Not even one month after the news of Volkswagen’s emission scandal broke, Paramount Pictures has optioned the movie rights to a book about the company and its wrongdoings.

The movie will be based on Jack Ewing’s to-be-written book on Volkswagen for W.W. Norton & Company.

Although no details about the prospective film have emerged, it will, of course, center around the German automaker’s deliberate manipulation of its vehicles’ “test mode” to pass the Environmental Protection Agency’s inspection. Volkswagen’s U.S. CEO has admitted to cheating the tests, and the company will likely face as much as $18 billion in fines.

Currently, without a book as a guiding force, it’s not clear on which aspects of the controversy the film will focus. Paramount should probably call up Aaron Sorkin, though, who’s penned scripts for films about monumental events (The Social Network and Steve Jobs) that focused on the characters, not the hoopla surrounding them. Regardless of director, the future Volkswagen film will join a list of movies detailing corporate greed. Here’s a sampling of some more memorable members of the genre.

‘Enron: The Smartest Guys in the Room’

Yes, it’s a documentary, but Enron is the gold-standard for corporate corruption. With greed so rampant and calculated, the Enron scandal didn’t need to be dramatized to convey the absurdity of the situation.

‘Wall Street’

If Enron’s the real-world standard-bearer for corruption, Michael Douglas’ Gordon Gekko is the platonic ideal. Ruthlessly after money and success at anybody else’s expense, he is the symbol for corporate culture in America.

‘Food, Inc.’

Traders don’t get all the corruption fun! The 2008 documentary uncovers the inner workings of the food industry to show that, yep, the man behind the curtain is controlling how we eat. Unlike the other films, though, there’s no particular villain and no comeuppance to be had at the end.

‘United Passions’

United Passions, more likely known as “The FIFA Movie,” is a propaganda film about FIFA’s creation, released around the same time as several FIFA officials were arrested on corruption charges. It had a budget of about $30 million and grossed just $319 on its first day in theaters. United Passions is not about corruption. It is corruption.

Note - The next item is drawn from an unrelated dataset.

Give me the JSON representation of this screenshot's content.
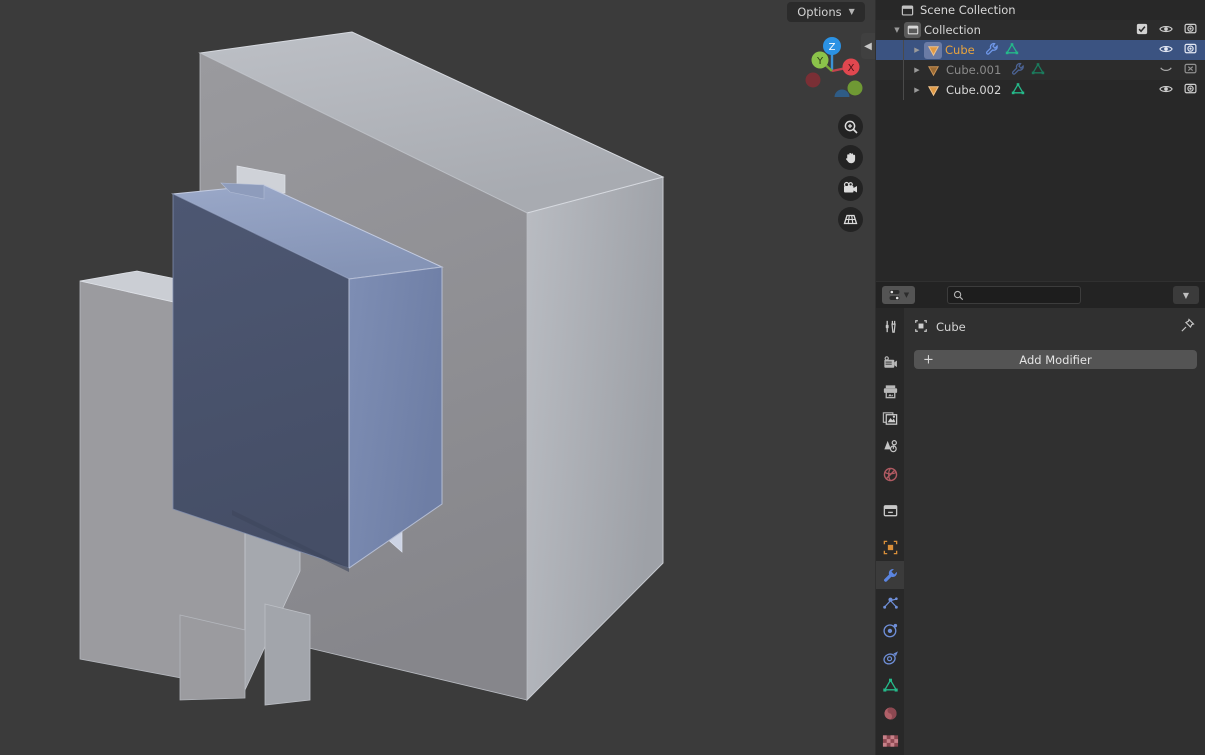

Photos via Matt Cardy/Getty Images

If you’re making a salad for Thanksgiving dinner, skip the romaine lettuce this year. An E. coli outbreak linked to romaine has been detected in the US and Canada, the US Centers for Disease Control and Prevention announced on Tuesday.

As of November 20, the CDC’s official count of people affected by the outbreak reached 32 across 11 US states. Out of these, the CDC reported 13 hospitalizations and no deaths. In Canada, 18 people have been confirmed sick in Ontario and Quebec. The cases the CDC knows about were all reported between October 8 and October 31.

On Monday, scientists revealed the first images of a human inside the world’s newest total body scanner, called EXPLORER. The name is fitting because this scanner really leaves absolutely nothing to the imagination, tracking the way drugs and disease progress through every nook and cranny in the body.

Designed by biomedical engineering professor Simon Cherry, Ph.D., and biophysicist Ramsey Badawi, Ph.D. at University of California, Davis, this scanner produces images that look like a hybrid between a PET scan (which is often used to find tumors) and an X-ray, all in ghostly black and white. But what’s interesting about EXPLORER, which will be officially unveiled at the Radiological Society of North America meeting on November 24th, isn’t that it produces detailed images of tissues or bones. Cherry tells Inverse that it can also create 3D movies showing where certain drugs may end up in the body.

When disaster strikes, conspiracy theorists get to work blaming shadow networks of evil-doers. And the 2018 California wildfires are no exception. On Monday morning, the official tally of deaths from the three concurrent fires rose to 80, while the number of missing persons totaled 993, reports NPR. And while the official investigation into the causes of the fires remains open, conspiracy theorists on the internet claim they’ve got the answer: directed energy weapons mounted on aircraft. That’s right — laser planes.

I grew up believing in the forward trajectory of progress in science and medicine — that human health would continue to improve as it had for hundreds of years. As I progressed through my own career in health sciences, I continued to be optimistic.

Now I have serious doubts.